As part of their final marketing project, the students worked in groups to produce short commercials for their chosen brands. “I enjoyed learning about how commercials are made, and how you should have very short cuts — maximum five seconds — to really keep the audience engaged,” said Konrad Olczak, an eighth-grade student from Switzerland. “That was something that I probably saw [before], but I never actually realized it or analyzed it.”

Building a better business

In the Entrepreneurship class, Instructor Trevor Marrero ’12 — who attended Exeter Summer before matriculating at the Academy in ninth grade — used a variety of different media, including articles, podcasts and YouTube videos, to explore how to build a business that is sustainable as well as profitable. To give students a behind-the-scenes look at the day-to-day challenges of business in the real world, he invited several fellow alums and friends to talk to his students about their entrepreneurial ventures.

For Cian Sloan, a seventh grader from Ireland, listening to the guest speakers share their early experiences starting their businesses was particularly eye-opening. “It really showed me the amount of work you need to do to be an entrepreneur, and just all the finer things behind it and how to approach it,” he said.

Maika Liu, a seventh grader from the Philippines, agreed: “I was really inspired by their stories and how hard they had to work to get where they are today.” 

Back in the “Kind Shark Tank,” Velan and Cavalcante fielded a few pointed questions from the “Baby Sharks,” their fellow students. They then looked to the two “Sharks” in the room — Marrero and Richard Schieber, associate dean of Exeter Summer and an instructor in the Academy’s Modern Languages department — for a verdict. “I like it,” Marrero said. “I'm gonna make an offer. I want 20% of your company, but I'm only going to give you $100K.”

The two students huddled together, then came back with a counteroffer: $150,000 for a 15% equity stake. “I'll give you a hundred K for 15%,” Marrero said.

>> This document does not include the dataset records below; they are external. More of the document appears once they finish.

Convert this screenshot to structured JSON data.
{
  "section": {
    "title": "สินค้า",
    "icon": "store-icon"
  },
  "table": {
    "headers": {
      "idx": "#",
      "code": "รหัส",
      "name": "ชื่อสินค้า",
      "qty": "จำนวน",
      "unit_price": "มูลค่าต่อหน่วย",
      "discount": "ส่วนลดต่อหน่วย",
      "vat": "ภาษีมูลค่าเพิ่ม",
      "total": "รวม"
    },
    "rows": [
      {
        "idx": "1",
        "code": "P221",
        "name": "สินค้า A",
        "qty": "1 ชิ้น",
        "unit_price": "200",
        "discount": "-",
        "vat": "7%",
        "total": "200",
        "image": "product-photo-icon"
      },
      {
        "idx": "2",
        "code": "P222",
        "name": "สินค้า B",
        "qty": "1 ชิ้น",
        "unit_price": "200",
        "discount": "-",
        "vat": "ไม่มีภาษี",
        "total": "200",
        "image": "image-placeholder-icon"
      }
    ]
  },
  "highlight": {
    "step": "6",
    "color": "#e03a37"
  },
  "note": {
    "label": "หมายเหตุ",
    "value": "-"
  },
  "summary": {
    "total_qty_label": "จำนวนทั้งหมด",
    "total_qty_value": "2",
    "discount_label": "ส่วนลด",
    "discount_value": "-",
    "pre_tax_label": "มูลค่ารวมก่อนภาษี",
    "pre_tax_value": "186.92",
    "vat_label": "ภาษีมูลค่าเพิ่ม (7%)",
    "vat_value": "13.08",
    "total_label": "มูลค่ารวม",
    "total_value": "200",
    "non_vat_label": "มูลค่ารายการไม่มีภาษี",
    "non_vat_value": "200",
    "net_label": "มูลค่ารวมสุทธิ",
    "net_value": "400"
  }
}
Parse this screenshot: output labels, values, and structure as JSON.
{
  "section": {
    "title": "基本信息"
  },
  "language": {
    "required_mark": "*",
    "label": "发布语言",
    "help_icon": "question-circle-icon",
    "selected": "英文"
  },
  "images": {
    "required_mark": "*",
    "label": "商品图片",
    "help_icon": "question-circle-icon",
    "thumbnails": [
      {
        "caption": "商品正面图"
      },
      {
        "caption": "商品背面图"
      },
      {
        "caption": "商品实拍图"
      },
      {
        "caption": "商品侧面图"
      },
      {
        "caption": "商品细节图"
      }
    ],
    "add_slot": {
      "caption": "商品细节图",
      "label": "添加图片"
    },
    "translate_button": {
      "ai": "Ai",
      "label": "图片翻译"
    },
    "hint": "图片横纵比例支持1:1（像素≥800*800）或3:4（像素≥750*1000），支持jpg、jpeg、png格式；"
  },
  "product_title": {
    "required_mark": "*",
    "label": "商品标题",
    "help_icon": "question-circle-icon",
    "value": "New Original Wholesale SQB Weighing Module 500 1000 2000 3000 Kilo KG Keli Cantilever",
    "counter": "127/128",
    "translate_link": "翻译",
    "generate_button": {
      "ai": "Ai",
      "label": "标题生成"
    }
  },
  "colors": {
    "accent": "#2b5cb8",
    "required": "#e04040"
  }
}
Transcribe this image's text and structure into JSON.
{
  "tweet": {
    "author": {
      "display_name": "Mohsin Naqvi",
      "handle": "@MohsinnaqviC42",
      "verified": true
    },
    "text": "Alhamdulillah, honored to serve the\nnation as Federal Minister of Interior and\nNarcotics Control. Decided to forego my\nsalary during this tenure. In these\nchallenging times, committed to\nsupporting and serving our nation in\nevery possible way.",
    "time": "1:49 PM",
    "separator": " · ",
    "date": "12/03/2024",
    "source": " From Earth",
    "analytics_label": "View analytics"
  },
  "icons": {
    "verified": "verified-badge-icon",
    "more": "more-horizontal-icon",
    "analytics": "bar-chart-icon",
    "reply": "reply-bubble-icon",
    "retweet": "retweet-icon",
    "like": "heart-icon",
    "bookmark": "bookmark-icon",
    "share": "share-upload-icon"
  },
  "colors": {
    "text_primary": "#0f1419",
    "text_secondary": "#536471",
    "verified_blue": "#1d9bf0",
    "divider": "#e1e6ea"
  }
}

The two students wavered. Then Schieber jumped in. “I like your presentation,” he said. “I'm going to give you $100,000 for 10%.” Satisfied, the young entrepreneurs shook hands with Schieber as Marrero and their classmates applauded.